In the world of expensive commercial firewalls (the world in which I earn my living), the term "firewall” nearly always denotes a single computer or dedicated hardware device with multiple network interfaces. This definition can apply not only to expensive rack-mounted behemoths, but also to much lower-end solutions: network interface cards are cheap, as are PCs in general.
This is different from the old days, when a single computer typically couldn’t keep up with the processor overhead required to inspect all ingoing and outgoing packets for a large network. In other words, routers, not computers, used to be one’s first line of defense against network attacks.
Such is no longer the case. Even organizations with high capacity Internet connections typically use a multihomed firewall (whether commercial or open source-based) as the primary tool for securing their networks. This is possible, thanks to Moore’s law, which has provided us with inexpensive CPU power at a faster pace than the market has provided us with inexpensive Internet bandwidth. It’s now feasible for even a relatively slow PC to perform sophisticated checks on a full T1’s-worth (1.544 Mbps) of network traffic.

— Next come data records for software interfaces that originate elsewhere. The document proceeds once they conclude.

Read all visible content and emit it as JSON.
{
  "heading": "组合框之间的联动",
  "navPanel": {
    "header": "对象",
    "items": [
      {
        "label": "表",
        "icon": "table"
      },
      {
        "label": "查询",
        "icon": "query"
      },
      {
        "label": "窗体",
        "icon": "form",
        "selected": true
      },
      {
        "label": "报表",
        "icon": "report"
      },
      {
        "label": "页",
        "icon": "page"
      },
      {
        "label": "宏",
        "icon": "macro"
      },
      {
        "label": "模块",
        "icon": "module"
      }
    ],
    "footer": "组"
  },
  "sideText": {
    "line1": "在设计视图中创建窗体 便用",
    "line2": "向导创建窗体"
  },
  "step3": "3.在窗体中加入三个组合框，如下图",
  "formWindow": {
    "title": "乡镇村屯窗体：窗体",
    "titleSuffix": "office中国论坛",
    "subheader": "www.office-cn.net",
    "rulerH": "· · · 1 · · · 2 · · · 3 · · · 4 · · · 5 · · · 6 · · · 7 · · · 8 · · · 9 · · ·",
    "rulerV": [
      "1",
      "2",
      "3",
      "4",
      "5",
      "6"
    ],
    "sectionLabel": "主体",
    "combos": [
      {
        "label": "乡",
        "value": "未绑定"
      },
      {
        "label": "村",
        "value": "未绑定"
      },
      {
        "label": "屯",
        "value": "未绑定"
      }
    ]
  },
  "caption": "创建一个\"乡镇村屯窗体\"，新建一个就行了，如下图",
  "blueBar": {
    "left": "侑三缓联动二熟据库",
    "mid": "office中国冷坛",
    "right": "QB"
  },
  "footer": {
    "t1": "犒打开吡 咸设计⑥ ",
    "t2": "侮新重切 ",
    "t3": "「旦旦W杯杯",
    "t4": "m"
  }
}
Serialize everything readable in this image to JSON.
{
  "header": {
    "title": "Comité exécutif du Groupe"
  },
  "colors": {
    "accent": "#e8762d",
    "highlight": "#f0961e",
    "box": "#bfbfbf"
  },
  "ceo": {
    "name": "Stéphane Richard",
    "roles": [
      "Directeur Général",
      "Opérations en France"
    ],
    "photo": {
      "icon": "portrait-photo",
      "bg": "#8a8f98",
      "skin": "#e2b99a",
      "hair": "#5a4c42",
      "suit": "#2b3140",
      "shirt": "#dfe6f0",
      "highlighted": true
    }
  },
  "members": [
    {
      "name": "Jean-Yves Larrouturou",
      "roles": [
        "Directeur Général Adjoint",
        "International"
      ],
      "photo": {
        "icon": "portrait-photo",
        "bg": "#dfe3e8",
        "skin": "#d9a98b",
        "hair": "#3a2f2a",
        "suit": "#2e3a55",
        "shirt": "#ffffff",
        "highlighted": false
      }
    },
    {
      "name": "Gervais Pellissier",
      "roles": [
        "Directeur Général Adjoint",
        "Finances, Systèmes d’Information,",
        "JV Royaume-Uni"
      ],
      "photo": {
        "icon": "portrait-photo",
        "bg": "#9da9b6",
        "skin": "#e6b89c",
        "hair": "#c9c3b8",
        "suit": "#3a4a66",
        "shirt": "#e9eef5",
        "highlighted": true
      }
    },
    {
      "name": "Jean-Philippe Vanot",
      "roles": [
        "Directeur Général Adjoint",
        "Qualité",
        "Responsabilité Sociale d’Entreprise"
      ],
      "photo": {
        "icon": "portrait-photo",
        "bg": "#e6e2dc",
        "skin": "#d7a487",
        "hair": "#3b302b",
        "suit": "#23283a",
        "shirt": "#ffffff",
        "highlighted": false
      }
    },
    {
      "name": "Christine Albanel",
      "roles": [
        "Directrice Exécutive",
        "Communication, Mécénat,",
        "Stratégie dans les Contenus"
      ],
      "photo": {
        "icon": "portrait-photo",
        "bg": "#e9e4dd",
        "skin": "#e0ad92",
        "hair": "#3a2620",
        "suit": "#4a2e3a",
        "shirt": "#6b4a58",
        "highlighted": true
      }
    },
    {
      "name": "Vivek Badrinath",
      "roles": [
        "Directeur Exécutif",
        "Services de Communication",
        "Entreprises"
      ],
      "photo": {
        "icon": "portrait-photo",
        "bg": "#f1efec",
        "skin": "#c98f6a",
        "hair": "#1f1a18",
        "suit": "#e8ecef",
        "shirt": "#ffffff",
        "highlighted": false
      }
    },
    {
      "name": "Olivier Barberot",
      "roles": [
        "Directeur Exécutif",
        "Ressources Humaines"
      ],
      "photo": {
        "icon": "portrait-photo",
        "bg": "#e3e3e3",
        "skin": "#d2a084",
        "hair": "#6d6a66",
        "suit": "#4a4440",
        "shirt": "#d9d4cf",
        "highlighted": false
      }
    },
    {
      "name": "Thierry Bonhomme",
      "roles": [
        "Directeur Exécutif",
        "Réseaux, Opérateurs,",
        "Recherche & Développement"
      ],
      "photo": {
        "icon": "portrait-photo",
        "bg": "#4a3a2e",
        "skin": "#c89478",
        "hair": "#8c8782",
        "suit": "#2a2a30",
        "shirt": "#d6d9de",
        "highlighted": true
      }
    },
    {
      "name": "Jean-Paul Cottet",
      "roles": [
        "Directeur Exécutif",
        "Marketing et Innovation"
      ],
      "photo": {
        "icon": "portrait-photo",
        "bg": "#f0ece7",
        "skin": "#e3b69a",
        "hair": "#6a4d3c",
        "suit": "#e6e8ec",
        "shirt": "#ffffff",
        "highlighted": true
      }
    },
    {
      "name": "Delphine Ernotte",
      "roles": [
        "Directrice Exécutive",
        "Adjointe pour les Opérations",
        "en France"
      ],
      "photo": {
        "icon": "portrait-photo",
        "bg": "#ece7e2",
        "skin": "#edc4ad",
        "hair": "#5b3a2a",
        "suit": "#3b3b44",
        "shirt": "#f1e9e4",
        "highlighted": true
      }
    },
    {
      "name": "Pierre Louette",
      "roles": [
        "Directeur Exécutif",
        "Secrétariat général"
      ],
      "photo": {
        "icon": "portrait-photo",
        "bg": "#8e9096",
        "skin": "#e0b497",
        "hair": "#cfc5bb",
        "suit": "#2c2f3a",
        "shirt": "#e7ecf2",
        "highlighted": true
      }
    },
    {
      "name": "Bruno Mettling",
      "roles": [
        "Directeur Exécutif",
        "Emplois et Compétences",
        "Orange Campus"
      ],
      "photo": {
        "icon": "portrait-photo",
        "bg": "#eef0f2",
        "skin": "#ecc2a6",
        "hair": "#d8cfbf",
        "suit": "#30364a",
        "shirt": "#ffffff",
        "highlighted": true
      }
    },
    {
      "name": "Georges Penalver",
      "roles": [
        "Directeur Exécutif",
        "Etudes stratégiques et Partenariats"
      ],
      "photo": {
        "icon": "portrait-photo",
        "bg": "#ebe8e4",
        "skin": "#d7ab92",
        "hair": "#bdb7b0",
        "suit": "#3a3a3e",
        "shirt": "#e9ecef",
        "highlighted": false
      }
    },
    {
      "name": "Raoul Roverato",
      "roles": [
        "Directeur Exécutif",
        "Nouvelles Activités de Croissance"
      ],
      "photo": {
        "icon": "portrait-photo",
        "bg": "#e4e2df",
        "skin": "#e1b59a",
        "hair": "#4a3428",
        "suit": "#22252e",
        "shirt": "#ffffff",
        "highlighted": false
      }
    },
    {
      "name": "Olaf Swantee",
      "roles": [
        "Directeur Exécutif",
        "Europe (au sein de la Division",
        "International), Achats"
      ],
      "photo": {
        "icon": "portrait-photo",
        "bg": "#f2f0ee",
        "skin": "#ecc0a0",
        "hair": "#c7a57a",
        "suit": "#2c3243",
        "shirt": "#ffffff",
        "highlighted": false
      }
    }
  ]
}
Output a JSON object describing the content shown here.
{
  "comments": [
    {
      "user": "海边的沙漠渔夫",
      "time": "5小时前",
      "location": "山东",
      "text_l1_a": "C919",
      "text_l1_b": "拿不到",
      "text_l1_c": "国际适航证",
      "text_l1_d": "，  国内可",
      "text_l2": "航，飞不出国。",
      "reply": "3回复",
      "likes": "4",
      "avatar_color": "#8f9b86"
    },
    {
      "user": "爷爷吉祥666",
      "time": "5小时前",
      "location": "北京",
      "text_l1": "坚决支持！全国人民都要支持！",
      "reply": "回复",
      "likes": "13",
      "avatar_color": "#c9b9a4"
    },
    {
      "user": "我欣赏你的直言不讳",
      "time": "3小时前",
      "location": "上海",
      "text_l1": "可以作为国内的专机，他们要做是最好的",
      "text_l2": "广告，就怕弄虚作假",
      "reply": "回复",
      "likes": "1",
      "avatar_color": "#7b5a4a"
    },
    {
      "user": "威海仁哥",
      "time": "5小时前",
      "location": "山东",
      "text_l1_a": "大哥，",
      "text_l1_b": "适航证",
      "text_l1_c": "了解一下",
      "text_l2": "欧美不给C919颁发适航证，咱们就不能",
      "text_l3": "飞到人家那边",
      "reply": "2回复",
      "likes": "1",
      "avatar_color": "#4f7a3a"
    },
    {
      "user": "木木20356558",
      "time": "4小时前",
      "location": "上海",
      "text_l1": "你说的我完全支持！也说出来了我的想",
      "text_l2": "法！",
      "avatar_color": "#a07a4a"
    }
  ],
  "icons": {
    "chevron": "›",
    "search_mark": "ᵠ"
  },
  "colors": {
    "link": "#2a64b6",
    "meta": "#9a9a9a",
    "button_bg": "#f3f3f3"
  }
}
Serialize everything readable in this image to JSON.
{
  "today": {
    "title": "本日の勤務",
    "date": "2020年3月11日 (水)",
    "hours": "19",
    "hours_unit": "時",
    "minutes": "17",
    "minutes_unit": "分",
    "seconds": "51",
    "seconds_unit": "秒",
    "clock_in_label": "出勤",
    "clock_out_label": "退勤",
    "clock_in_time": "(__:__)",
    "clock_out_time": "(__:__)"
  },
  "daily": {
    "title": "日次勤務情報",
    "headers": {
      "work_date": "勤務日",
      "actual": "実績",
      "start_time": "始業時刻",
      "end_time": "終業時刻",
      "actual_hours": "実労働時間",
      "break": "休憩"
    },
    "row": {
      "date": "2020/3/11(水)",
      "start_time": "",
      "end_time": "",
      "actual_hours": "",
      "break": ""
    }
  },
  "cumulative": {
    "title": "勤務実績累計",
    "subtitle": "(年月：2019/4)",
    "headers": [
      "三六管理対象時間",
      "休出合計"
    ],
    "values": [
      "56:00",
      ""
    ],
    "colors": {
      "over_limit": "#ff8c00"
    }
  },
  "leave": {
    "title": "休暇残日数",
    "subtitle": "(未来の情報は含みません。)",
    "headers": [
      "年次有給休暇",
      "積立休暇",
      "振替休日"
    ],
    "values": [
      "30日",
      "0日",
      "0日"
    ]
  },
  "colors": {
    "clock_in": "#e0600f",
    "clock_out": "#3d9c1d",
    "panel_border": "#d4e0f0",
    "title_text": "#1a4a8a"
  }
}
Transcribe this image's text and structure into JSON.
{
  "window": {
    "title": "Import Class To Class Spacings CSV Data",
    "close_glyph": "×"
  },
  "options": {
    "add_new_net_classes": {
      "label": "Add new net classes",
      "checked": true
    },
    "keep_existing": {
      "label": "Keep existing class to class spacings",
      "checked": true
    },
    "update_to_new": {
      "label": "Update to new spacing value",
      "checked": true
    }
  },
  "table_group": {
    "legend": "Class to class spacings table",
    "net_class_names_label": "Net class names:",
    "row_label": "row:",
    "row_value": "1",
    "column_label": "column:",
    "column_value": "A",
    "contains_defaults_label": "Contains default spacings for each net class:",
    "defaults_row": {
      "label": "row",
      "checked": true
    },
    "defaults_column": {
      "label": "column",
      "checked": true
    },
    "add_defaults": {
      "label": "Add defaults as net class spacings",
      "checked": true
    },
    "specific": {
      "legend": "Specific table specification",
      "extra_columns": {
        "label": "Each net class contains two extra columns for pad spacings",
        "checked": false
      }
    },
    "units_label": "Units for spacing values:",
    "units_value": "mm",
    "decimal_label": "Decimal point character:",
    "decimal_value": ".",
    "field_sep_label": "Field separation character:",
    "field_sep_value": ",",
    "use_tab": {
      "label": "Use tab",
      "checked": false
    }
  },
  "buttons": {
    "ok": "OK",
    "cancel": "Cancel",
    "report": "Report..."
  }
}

The most common firewall architecture one tends to see nowadays is the one illustrated in Figure 2-1. In this diagram, we have a packet-filtering router that acts as the initial, but not sole, line of defense. Directly behind this ...